Dachshunds, with their long bodies, stumpy little legs and hilarious run-ins with human clothing—are adored by many. But perhaps no one loves dachshunds quite as much as Josef Küblbeck and Oliver Storz, two German florists who recently launched a museum devoted entirely to the humble sausage dog.
Per the BBC, the Dackelmuseum (or Dachshund Museum) opened in the Bavarian town of Passau on April 2. The space is stuffed with 4,500 sausage dog-related items, among them stamps, prints, figurines and, per Reuters reporter Charley-Kai John, “dog-shaped bread.” Küblbeck and Storz’s dachshunds, Seppi and Moni, will also make appearances at the museum.

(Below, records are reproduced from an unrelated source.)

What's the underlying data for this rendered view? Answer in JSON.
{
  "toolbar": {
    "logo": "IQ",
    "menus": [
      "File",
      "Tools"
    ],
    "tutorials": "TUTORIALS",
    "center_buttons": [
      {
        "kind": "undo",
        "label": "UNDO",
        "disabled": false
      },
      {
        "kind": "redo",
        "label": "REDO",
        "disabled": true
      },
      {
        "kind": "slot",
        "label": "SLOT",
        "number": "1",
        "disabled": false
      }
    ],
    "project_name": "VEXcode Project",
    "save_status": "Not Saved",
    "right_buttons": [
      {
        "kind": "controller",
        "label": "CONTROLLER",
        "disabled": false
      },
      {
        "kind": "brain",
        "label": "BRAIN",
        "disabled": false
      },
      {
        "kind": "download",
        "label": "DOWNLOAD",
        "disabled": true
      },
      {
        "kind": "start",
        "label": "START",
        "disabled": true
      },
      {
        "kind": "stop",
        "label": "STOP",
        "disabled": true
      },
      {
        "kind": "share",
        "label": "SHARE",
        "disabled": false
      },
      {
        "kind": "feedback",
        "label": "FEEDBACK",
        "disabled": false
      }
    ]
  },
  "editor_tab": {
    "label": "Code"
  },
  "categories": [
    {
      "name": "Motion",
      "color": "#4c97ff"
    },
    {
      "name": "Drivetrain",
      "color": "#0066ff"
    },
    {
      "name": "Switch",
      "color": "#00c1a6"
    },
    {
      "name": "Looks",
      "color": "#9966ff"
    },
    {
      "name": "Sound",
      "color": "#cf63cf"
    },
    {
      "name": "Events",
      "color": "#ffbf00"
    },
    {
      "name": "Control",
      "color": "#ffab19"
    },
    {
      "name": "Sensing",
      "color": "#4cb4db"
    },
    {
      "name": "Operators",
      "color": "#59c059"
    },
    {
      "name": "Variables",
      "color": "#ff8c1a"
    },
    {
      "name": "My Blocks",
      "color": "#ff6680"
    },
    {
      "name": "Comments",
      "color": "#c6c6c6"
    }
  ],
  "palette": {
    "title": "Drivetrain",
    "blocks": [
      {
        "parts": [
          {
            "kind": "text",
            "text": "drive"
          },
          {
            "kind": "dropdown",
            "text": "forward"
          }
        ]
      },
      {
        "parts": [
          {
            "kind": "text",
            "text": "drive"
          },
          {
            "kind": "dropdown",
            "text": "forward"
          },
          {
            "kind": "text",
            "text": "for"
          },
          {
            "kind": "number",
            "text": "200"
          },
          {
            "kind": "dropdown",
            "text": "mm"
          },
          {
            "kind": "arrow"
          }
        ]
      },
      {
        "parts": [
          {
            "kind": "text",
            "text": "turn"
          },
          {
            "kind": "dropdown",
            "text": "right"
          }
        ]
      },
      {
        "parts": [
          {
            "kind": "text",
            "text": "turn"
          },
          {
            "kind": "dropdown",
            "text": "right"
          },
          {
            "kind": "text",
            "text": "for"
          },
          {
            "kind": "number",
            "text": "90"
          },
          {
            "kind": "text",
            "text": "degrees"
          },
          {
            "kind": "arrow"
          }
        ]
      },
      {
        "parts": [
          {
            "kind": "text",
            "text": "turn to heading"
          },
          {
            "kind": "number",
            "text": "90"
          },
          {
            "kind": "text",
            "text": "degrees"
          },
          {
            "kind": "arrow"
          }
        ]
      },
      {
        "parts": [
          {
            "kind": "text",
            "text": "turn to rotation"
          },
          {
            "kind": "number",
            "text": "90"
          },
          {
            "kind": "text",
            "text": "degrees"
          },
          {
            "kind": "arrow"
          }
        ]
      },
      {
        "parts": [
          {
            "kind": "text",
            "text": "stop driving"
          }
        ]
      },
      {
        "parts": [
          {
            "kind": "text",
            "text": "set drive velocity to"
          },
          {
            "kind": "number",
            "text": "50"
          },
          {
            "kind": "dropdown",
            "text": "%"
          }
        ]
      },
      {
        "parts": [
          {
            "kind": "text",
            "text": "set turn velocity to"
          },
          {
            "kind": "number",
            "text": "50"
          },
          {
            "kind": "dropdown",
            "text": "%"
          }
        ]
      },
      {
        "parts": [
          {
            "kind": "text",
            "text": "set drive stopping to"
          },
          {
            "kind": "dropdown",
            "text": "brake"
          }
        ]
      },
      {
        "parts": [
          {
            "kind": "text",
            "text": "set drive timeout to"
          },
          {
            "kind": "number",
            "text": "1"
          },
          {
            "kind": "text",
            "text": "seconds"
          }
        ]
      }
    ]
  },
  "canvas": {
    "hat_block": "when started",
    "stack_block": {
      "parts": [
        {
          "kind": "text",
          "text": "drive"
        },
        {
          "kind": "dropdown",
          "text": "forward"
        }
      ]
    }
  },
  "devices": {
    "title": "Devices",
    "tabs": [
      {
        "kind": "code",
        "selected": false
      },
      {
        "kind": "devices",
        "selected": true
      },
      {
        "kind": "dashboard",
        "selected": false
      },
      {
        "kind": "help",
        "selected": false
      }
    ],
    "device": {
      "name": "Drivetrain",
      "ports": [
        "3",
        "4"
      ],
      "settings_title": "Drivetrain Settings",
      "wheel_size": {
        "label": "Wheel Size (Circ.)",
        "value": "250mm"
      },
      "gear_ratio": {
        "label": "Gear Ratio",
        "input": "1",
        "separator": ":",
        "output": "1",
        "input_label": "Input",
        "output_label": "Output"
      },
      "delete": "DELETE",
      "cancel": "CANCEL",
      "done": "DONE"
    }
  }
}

“We wanted to give this dog a home where people can come and share their joy,” Küblbeck tells John. “Its popularity is increasing because the sausage dog, with its so-called sausage dog look, has conquered the hearts of many people.”
Dachshunds have deep roots in Germany; the first “bona fide” sausage dogs emerged in the land of the bratwurst, according to D. Caroline Coile in The Dachshund Handbook. The dogs were bred to assist on badger hunts, a popular pastime in 17th-century Europe. Dachshunds’ long snouts and bodies were perfectly suited for wriggling into the burrows where badgers hid, and by the 18th century, sausage dogs were being featured in hunting books. Dachshunds have become particularly popular in Bavaria; the symbol of the 1972 Munich Olympics was, in fact, a colorful sausage dog named Waldi.
Much of the Dackelmuseum’s collection was amassed by the museum’s owners, who gave up their jobs to launch this tribute to their favorite canine breed. But Kueblbeck and Storz seem to consider their wiener dog work a sacred duty of sorts. “The world needs a sausage dog museum,” Küblbeck tells John of Reuters. Hard to argue with that.